▸ TASK DETAILS
State only the number of lines below where the word "this" is found.

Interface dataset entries
=-=-=
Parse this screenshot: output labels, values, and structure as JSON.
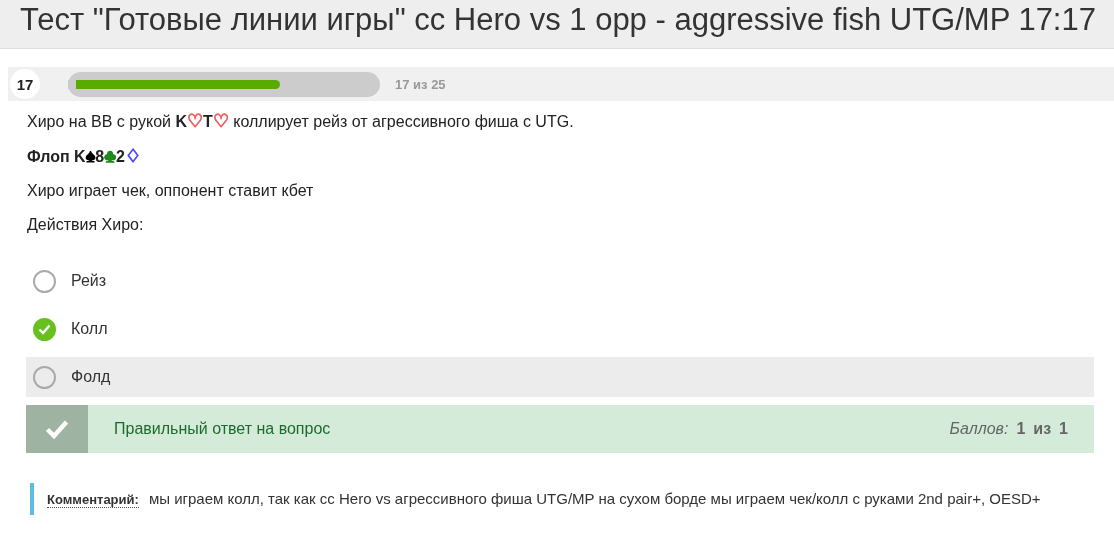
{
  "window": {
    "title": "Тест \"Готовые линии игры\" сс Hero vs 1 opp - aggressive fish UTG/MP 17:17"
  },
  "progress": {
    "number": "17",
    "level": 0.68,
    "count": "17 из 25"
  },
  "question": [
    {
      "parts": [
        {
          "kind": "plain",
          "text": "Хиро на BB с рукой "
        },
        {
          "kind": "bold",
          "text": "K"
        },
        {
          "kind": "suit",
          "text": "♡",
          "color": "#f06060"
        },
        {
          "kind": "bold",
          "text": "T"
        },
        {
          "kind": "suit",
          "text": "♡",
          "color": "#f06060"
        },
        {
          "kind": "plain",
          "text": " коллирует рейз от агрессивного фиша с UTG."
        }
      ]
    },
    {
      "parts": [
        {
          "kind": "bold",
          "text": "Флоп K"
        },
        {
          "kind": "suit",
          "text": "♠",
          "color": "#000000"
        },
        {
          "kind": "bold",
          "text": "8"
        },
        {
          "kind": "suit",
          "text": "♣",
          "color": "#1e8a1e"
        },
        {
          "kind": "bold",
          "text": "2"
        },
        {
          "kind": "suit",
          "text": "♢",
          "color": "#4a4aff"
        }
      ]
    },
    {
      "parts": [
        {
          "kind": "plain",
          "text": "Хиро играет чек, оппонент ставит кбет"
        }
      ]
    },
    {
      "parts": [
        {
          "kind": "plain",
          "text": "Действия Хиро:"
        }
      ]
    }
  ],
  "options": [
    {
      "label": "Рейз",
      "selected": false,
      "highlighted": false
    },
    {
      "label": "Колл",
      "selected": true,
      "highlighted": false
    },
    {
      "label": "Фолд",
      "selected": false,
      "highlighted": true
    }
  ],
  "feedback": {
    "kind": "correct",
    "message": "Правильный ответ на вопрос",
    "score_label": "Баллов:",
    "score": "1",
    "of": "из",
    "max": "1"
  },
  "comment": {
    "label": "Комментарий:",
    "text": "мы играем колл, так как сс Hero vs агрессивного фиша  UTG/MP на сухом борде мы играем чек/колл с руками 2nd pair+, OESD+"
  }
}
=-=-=
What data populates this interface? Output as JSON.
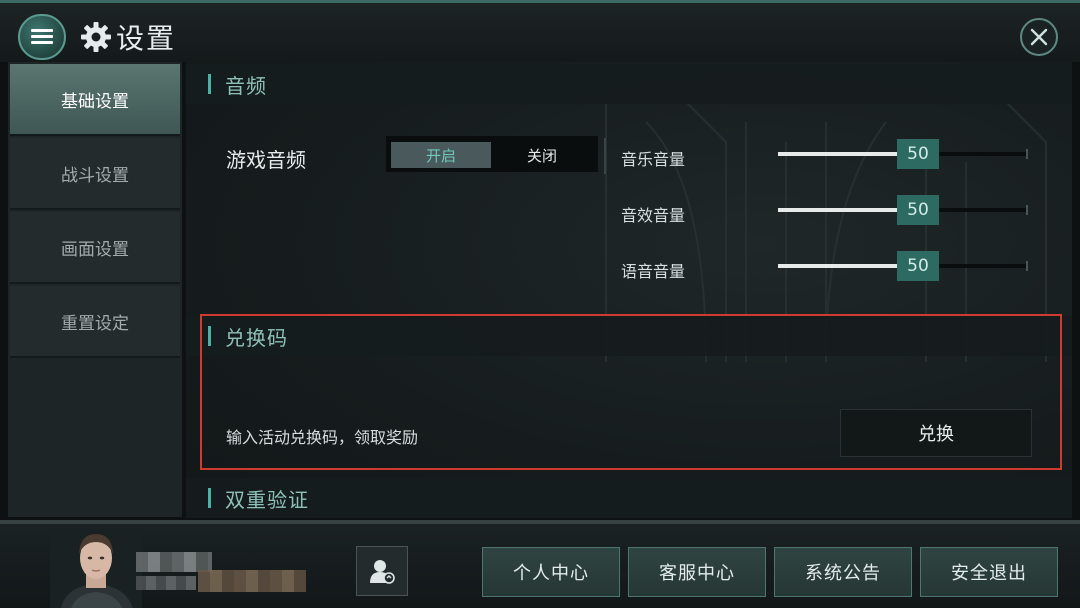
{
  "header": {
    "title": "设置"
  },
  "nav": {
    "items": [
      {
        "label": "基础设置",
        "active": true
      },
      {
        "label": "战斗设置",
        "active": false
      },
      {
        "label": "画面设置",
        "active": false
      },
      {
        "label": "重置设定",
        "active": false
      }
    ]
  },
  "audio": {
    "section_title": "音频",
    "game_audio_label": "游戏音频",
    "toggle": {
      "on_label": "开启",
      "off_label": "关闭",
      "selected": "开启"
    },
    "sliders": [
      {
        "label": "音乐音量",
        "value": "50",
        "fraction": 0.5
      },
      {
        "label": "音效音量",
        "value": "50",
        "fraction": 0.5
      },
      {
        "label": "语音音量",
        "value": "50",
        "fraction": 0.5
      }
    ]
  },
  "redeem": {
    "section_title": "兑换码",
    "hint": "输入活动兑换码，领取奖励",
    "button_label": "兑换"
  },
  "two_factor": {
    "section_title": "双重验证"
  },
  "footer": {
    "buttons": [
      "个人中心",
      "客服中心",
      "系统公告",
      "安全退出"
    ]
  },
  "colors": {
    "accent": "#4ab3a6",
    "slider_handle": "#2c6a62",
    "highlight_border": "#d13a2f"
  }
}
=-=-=
▸ OUTPUT BELOW
2